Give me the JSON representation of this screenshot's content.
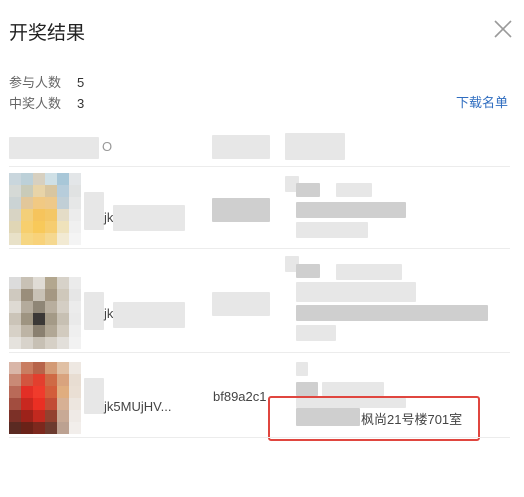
{
  "dialog": {
    "title": "开奖结果",
    "participants_label": "参与人数",
    "participants_value": "5",
    "winners_label": "中奖人数",
    "winners_value": "3",
    "download_label": "下载名单"
  },
  "table": {
    "header_fragment": "O",
    "rows": [
      {
        "name_fragment": "jk",
        "id_fragment": "",
        "address_fragment": ""
      },
      {
        "name_fragment": "jk",
        "id_fragment": "",
        "address_fragment": ""
      },
      {
        "name_fragment": "jk5MUjHV...",
        "id_fragment": "bf89a2c1",
        "address_fragment": "枫尚21号楼701室"
      }
    ]
  },
  "colors": {
    "link": "#2f6dc0",
    "highlight_border": "#e0463f",
    "divider": "#ececec"
  },
  "icons": {
    "close": "close-icon"
  }
}
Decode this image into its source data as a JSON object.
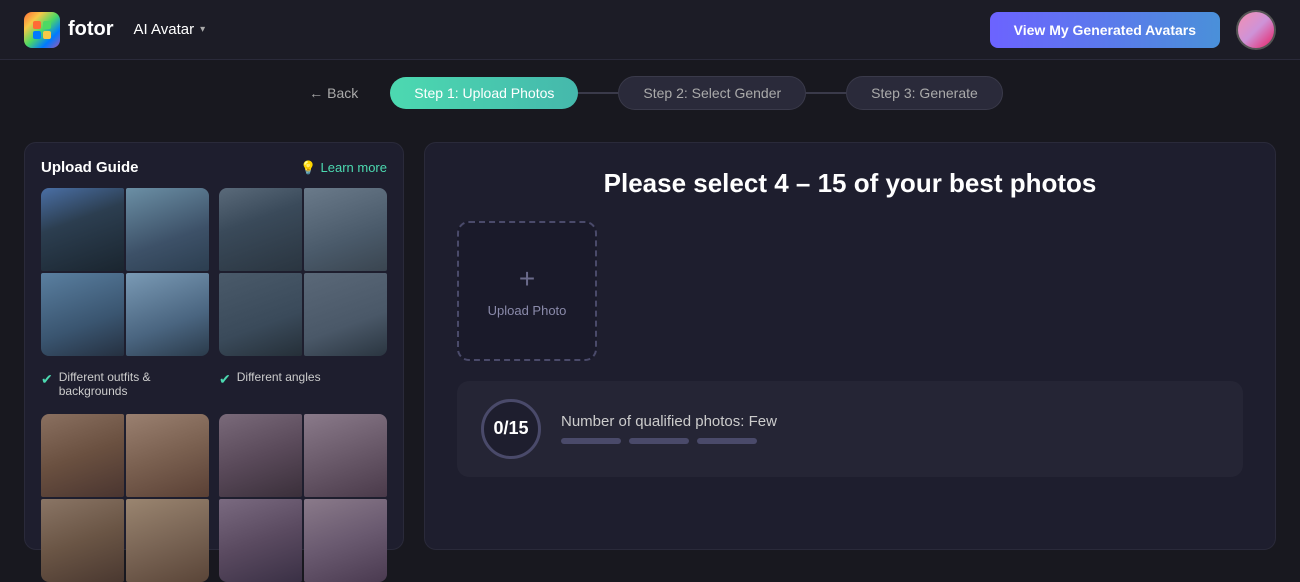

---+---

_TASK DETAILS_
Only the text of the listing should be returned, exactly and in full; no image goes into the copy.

_SOLUTION TO THIS EXERCISE_
Give me the JSON representation of this screenshot's content.
{
  "dialog": {
    "title": "开奖结果",
    "participants_label": "参与人数",
    "participants_value": "5",
    "winners_label": "中奖人数",
    "winners_value": "3",
    "download_label": "下载名单"
  },
  "table": {
    "header_fragment": "O",
    "rows": [
      {
        "name_fragment": "jk",
        "id_fragment": "",
        "address_fragment": ""
      },
      {
        "name_fragment": "jk",
        "id_fragment": "",
        "address_fragment": ""
      },
      {
        "name_fragment": "jk5MUjHV...",
        "id_fragment": "bf89a2c1",
        "address_fragment": "枫尚21号楼701室"
      }
    ]
  },
  "colors": {
    "link": "#2f6dc0",
    "highlight_border": "#e0463f",
    "divider": "#ececec"
  },
  "icons": {
    "close": "close-icon"
  }
}
Decode this image into its source data as a JSON object.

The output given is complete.